This report is important because it exposes a false belief perpetuated by a few vocal groups that religious bias crimes against Muslims are on the upswing. The truth is quite the opposite. These arguments, unsubstantiated by hard factual data, are corrosive to community relationships at every level of American society, and a potential threat to national security.
First, the report’s summary chart [download here] shows that the overwhelming majority of Americans are peaceful to members of all faiths. There were a total of 6,319 anti-religious hate crimes perpetrated against Americans of all faiths in the last decade. As despicable as every single act was, that number is well within the range we should expect in a free society of over 300 million people (consider that in 2008 alone there were 16,272 murders, 89,000 rapes, and 441,855 robberies). Neither Jews, Christians nor Muslims are suffering any kind of hate-crime epidemic.
That alone should suffice to demonstrate that Muslims are hardly getting the second-class citizen treatment—even if they were disproportionately targeted, the discrimination would still be among an astoundingly small subset of the population. But as it turns out, not even that’s true. The worst year for Muslims, predictably, was 2001, the year of the September 11 attacks, which saw 546 anti-Muslim offenses (up sharply from 33 the previous year). But over the next eight years, offenses dropped almost as sharply, fluctuating between a low of 123 and a high of 193. This is pretty consistently higher than anti-Christian offenses, though not by much, and Christians were actually victimized more than Muslims in 2000 and 2008.
The real story, though, is how those numbers compare to anti-Semitic offenses:
[In] 2009, Jewish victims of hate crimes outnumbered Muslim victims by more than 8 to 1 (1,132 Jewish victims to 132 Muslim victims). From 2000 through 2009, for every one hate crime incident against a Muslim, there were six hate crime incidents against Jewish victims (1,580 Muslim incidents versus 9,692 Jewish incidents). Even in 2001, total anti-Muslim incidents, offenses and victims remained approximately half of the corresponding anti-Jewish totals.
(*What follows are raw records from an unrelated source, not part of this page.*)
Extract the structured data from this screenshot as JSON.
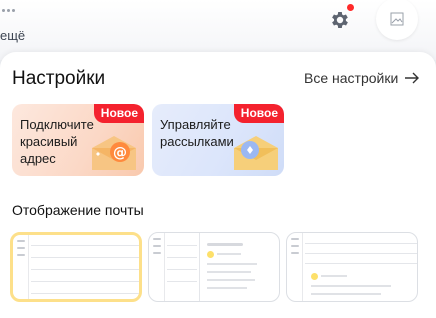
{
  "header": {
    "more_label": "ещё",
    "icons": [
      "settings-icon",
      "notification-dot",
      "avatar-placeholder-icon"
    ]
  },
  "settings": {
    "title": "Настройки",
    "all_settings_label": "Все настройки",
    "promo_cards": [
      {
        "text": "Подключите красивый адрес",
        "badge": "Новое",
        "icon": "at-sign-envelope"
      },
      {
        "text": "Управляйте рассылками",
        "badge": "Новое",
        "icon": "envelope-with-icon"
      }
    ],
    "mail_display_title": "Отображение почты",
    "layout_options": [
      "list-only",
      "two-pane-vertical",
      "two-pane-horizontal"
    ]
  },
  "colors": {
    "badge": "#f4222e",
    "notification_dot": "#ff2a2a",
    "selected_border": "#fde08a",
    "accent_yellow": "#fde06a"
  }
}
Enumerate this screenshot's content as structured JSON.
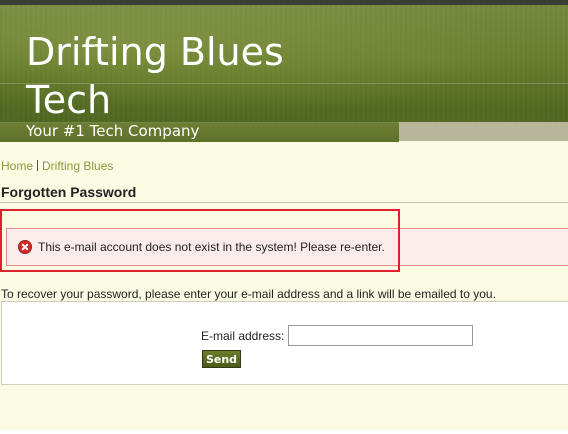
{
  "site": {
    "title": "Drifting Blues Tech",
    "tagline": "Your #1 Tech Company"
  },
  "breadcrumb": {
    "home": "Home",
    "current": "Drifting Blues"
  },
  "page": {
    "title": "Forgotten Password"
  },
  "error": {
    "message": "This e-mail account does not exist in the system! Please re-enter."
  },
  "form": {
    "instructions": "To recover your password, please enter your e-mail address and a link will be emailed to you.",
    "email_label": "E-mail address:",
    "email_value": "",
    "send_label": "Send"
  },
  "colors": {
    "header_green": "#5d7326",
    "link_green": "#8a9b3c",
    "error_red": "#d02b2b",
    "highlight_red": "#e0202f",
    "page_background": "#fbfbe4"
  }
}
The data soundly refutes the prevailing myths surrounding intolerance in America (“a Pew poll conducted in 2009 found that 58% of Americans believe there is ‘a lot of discrimination against’ Muslims, opposed to 35% who thought the same for Jews.”). And just as importantly, the report notes the sinister use to which jihadists and their allies put such misinformation. An example:
Turning to the modern Islamic scholars, Louay Safi is a Muslim author and scholar who has served at the top ranks of Muslim Brotherhood affiliates in the U.S. He formerly was the Executive Director of the Islamic Society of North America (ISNA)’s Leadership Development Center, Executive Director and Director of Research for the International Institute of Islamic Thought (IIIT), editor of the Journal of Islamic Social Sciences, and President of the Association of Muslim Social Scientists (AMSS) (1999-2003). ISNA, IIIT, and the AMSS all appear on the Muslim Brotherhood’s own list of “our organizations and the organizations of our friends.” Safi currently serves as Common Word Fellow at the Prince Alwaleed bin Talal Center for Muslim Christian Understanding at Georgetown University. His credentials, in other words, would seem impeccable to speak to Islamic rulings on defensive warfare.
The slim 2001 paperback book, “Peace and the Limits of War,” was authored by Safi and published by the IIIT in response to the post-9/11 surge in public awareness of Islam and jihad. While Safi attempts to distance himself from the classical Islamic scholars on the topic of mandatory offensive jihad, he has no such compunctions when it comes to “War in defense of Muslim individuals and property.” He writes:
“When wrong is inflicted on a Muslim individual by a member, or members, of another political community….the Islamic state is obligated to make sure the individual, or his family, is compensated for his suffering, and that his rights are upheld…it suffices to say that the Islamic state should ensure that justice has been done to the wronged Muslim, even if that take a declaration of war…”
If anyone has been victimized by a widespread wave of hatred and fear-mongering, it’s the American people. For all our failings, we are a well-meaning, compassionate, decent people, who have nothing against people who look, think and believe differently, and honestly want America to be a land of freedom and opportunity for everyone. That they are defamed as bigots for their efforts to expose the villains hiding behind peaceful, liberty-loving Muslims is a more despicable act of hate than anything Peter King has in mind.